The family that owned her had purchased her when she was pregnant with her very first set of kids. They enjoyed the babies but were never interested in milking Rosie for her milk. They let the babies take it all and hence never handled Rosie’s udder. Which we understood, but underestimated how much of a problem that would cause.
After a doe delivers, we allow her up to 2 weeks with her kids. Once they have had their colostrum and had a good start, we train them to bottles. But we still fill the bottle with mother’s milk. The time came to start milking Rosie, and she went absolutely, unabashedly ballistic. From the moment Steve’s hand touched her udder she leaped upward, kicked, fought and knocked over the milk bucket. Much like the funny cartoons where the bucket ends up on the farmer’s head, Steve was not laughing.
Steve was determined that this girl would submit eventually if we just stayed with it. Steve has had moments of incredible patience interspersed with more moments of colorful metaphors filling the barn air. Initially, we tried hobbles and tie downs, and finally resorted to actually lifting her rear end up and holding her while Steve milked frantically. Nothing worked for very long. After 5 years, here’s where we are:
Early in the milking season, Rosie will grudgingly tolerate milking lines attached to the udder as long as she has FOOD in the bowl. But let the food run out and the Rosie rocket launches. Don’t even think about hand-milking her out. No chance.
By the middle of the season, she is better with the lines and “starting” to let Steve hand milk the remainder out. But her tolerance is incredibly short. By the very end of the season, she accepts the lines and will let him hand milk to a point. But when her mood says she is finished, she is DONE and nothing but an exhausting fight and spilled milk is to be gained by trying to continue.

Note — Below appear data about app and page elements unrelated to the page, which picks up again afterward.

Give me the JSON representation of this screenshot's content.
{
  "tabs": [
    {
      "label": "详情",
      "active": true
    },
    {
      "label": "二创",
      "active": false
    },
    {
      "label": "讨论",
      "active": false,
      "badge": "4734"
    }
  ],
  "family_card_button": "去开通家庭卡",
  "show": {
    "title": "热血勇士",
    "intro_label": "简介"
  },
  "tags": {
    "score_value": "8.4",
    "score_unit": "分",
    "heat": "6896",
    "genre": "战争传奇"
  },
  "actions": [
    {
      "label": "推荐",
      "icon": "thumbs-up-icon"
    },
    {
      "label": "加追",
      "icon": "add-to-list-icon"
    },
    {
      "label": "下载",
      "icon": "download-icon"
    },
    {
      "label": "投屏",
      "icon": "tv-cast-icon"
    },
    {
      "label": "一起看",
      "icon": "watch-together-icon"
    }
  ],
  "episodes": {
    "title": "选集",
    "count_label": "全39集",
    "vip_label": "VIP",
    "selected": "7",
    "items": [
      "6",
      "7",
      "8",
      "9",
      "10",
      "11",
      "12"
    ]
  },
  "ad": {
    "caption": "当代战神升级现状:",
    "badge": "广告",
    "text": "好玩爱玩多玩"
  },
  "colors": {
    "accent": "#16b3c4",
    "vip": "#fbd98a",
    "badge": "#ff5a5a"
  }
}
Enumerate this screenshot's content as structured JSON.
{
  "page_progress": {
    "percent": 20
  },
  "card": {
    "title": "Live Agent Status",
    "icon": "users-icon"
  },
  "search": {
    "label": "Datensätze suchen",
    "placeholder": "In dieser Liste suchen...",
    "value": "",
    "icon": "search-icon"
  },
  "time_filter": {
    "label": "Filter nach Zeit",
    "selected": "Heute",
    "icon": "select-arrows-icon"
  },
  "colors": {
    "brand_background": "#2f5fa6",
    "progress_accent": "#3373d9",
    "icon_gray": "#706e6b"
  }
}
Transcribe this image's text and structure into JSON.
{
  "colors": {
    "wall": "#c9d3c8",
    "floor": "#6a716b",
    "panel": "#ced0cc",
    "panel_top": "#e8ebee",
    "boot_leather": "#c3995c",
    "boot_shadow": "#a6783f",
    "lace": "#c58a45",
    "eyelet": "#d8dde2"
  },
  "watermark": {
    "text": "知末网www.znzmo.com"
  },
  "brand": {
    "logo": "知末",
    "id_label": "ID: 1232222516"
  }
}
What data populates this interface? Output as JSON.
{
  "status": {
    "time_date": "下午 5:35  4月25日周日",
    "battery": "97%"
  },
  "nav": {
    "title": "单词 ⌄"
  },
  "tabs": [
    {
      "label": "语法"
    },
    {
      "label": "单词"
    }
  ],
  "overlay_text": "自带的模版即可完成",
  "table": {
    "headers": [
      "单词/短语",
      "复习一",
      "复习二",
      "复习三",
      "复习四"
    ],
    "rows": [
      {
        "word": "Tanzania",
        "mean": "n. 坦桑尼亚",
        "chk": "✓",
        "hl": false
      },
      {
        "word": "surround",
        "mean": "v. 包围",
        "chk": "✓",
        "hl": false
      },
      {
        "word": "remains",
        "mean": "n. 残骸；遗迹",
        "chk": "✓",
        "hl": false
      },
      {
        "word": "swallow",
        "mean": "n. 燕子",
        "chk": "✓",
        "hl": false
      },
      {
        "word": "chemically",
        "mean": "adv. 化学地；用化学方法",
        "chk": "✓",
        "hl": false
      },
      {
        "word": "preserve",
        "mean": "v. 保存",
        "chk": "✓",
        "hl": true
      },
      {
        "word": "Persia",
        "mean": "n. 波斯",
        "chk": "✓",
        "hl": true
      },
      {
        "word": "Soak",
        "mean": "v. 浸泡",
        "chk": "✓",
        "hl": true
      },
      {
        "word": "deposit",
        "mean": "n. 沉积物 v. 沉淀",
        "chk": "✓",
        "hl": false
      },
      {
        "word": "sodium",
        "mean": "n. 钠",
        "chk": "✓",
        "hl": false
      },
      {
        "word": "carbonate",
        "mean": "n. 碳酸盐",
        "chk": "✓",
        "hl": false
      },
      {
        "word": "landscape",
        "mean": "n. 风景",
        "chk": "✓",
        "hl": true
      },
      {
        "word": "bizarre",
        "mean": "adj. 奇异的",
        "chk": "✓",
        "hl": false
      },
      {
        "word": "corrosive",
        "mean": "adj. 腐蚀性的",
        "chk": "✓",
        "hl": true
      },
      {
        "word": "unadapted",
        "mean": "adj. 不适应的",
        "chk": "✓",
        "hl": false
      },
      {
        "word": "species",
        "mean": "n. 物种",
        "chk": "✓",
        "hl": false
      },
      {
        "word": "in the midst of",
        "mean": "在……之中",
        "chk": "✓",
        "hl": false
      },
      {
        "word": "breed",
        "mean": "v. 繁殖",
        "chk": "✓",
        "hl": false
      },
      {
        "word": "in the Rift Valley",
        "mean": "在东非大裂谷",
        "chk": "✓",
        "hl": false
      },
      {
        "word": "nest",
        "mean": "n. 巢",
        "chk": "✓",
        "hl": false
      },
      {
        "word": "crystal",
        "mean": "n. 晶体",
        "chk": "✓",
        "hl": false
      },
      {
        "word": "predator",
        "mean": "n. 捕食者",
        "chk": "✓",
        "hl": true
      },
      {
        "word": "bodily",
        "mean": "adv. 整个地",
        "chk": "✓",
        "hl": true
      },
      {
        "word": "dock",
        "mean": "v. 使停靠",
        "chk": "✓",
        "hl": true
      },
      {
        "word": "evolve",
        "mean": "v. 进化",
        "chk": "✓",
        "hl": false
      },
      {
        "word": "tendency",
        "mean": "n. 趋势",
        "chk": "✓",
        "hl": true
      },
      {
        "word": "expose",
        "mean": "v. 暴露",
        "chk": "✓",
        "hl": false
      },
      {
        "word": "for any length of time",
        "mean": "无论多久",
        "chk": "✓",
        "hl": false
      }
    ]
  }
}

From a business perspective, there are many goat farms that would have kicked her hind-end to the curb a long time ago. No one could blame them. But Rosie has a funny sweetness about her otherwise.
She is among the first to greet us when we enter the barn, her eyes light up like beacons when we head toward feed barrels. Apple & peppermint treats create a face full of glee as she pushes her way to the front. But her real claim to fame is her genetics.
Rosie had always delivered beautiful babies every year. Two years ago, Rosie delivered “Honey Sweetie Acres Daniela”who placed 9thin the Senior Yearling class at the 2017 Dairy Goat National Show in Madison Wisconsin, competing against 60 other doelings. What a way to redeem yourself Rosie!!!
But she wanted to make us eat crow. Last year, that daughter, Daniela gave birth to “Honey Sweetie Acres Daenerys” who became the 2018 Reserve National Grand Champion Doeling at the National Show in Columbus, OH. Daenerys also won the Senior Kid Class over 78 doelings at the same show. So, her granddaughter made her proud. But Rosie wasn’t done yet.
Rosie produced a daughter- “Honey Sweetie Acres Rose Otto” in the spring of 2018. Named for one of the most expensive essential oils on the planet, Rose Otto went to the National Show as well and competed against Daenerys. Rose Otto placed second only to Daenerys.
So, long story short, Rosie’s offspring were in the top 2% of young doelings at the 2018 National show. So I guess you can now see why we tolerate her antics on the milk-stand. As I write this Blog, Rose is expecting again and is due sometime around mid-March. We are excited to see the bundles of joy given her production history. She is a trouper at birthing and a great mother.
Watch Facebook for her birth announcement. Now, you can appreciate who she is and cheer her on!